According to an inside source from HSBC, no clear policy was communicated to the contractors. It was established that renewal was possible via a consultancy, but not with a PSC.
Carolyn Walsh, a tax adviser, who is known to test an HSBC contractor to be falling outside of the IR35, detected an air of contagion going by the patterns client are reacting in this scenario. Thus, she has referred this as a “domino effect”. The former tax inspector has blamed the lack of trust in the CEST as the root cause of the current frenzy, which is not trusted even when it evaluates a contractor to be falling outside of the IR35.
He also singled out other factors like how HMRC is going against PSCs, which is making clients withdraw from these rules. To do this, they are going PAYE-only.

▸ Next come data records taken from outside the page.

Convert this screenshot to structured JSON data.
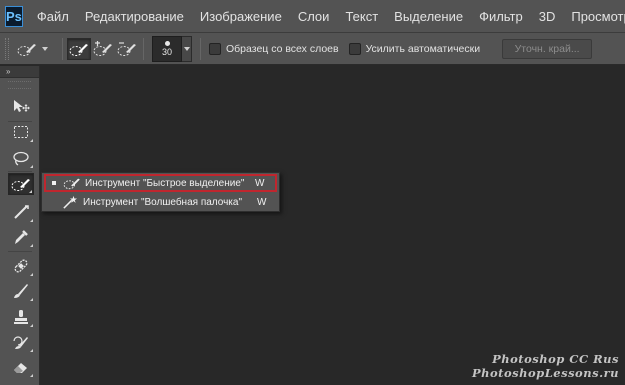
{
  "app": {
    "logo": "Ps"
  },
  "menu": [
    "Файл",
    "Редактирование",
    "Изображение",
    "Слои",
    "Текст",
    "Выделение",
    "Фильтр",
    "3D",
    "Просмотр"
  ],
  "options": {
    "brush_size": "30",
    "sample_all_layers_label": "Образец со всех слоев",
    "sample_all_layers_checked": false,
    "auto_enhance_label": "Усилить автоматически",
    "auto_enhance_checked": false,
    "refine_edge_label": "Уточн. край..."
  },
  "toolbar": {
    "collapse_glyph": "»",
    "tools": [
      {
        "name": "move-tool",
        "icon": "move-icon"
      },
      {
        "name": "marquee-tool",
        "icon": "rect-marquee-icon"
      },
      {
        "name": "lasso-tool",
        "icon": "lasso-icon"
      },
      {
        "name": "quick-selection-tool",
        "icon": "quick-selection-icon",
        "active": true
      },
      {
        "name": "crop-tool",
        "icon": "crop-icon"
      },
      {
        "name": "eyedropper-tool",
        "icon": "eyedropper-icon"
      },
      {
        "name": "healing-brush-tool",
        "icon": "bandage-icon"
      },
      {
        "name": "brush-tool",
        "icon": "brush-icon"
      },
      {
        "name": "clone-stamp-tool",
        "icon": "stamp-icon"
      },
      {
        "name": "history-brush-tool",
        "icon": "history-brush-icon"
      },
      {
        "name": "eraser-tool",
        "icon": "eraser-icon"
      }
    ]
  },
  "flyout": {
    "items": [
      {
        "label": "Инструмент \"Быстрое выделение\"",
        "shortcut": "W",
        "selected": true,
        "icon": "quick-selection-icon"
      },
      {
        "label": "Инструмент \"Волшебная палочка\"",
        "shortcut": "W",
        "selected": false,
        "icon": "magic-wand-icon"
      }
    ],
    "highlight_color": "#c0262e"
  },
  "watermark": {
    "line1": "Photoshop CC Rus",
    "line2": "PhotoshopLessons.ru"
  },
  "colors": {
    "chrome": "#535353",
    "workspace": "#282828",
    "text": "#e2e2e2"
  }
}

A few days ago, HRC Recruitment alerted that blanket rulings for ‘inside IR35’ were swelling up against PSCs. This increase was experienced after the April reforms and constituted of the biggest engagers.
Dean Durrant from the firm stated that the largest users of contractors like Lloyds, Barclays, and GSK, now view the reform as a ‘single risk that needs to be mitigated.’
Barclays issued memos to the line managers of its contractors which made it clear that going by the April 2020 rules, the liability of collecting the NICs and income tax will be the responsibility of the end user. It further stated:
“In light of these changes, Barclays has reviewed its third-party resourcing arrangements and has decided that it will no longer engage contractors who provide their services via a personal services company, limited company or other intermediary.”
Harvey Nash’s Colin Morley thinks that this announcement has created more questions. He inquired whether Barclays is going to make the contractors choose the PAYE route or utilise umbrella companies.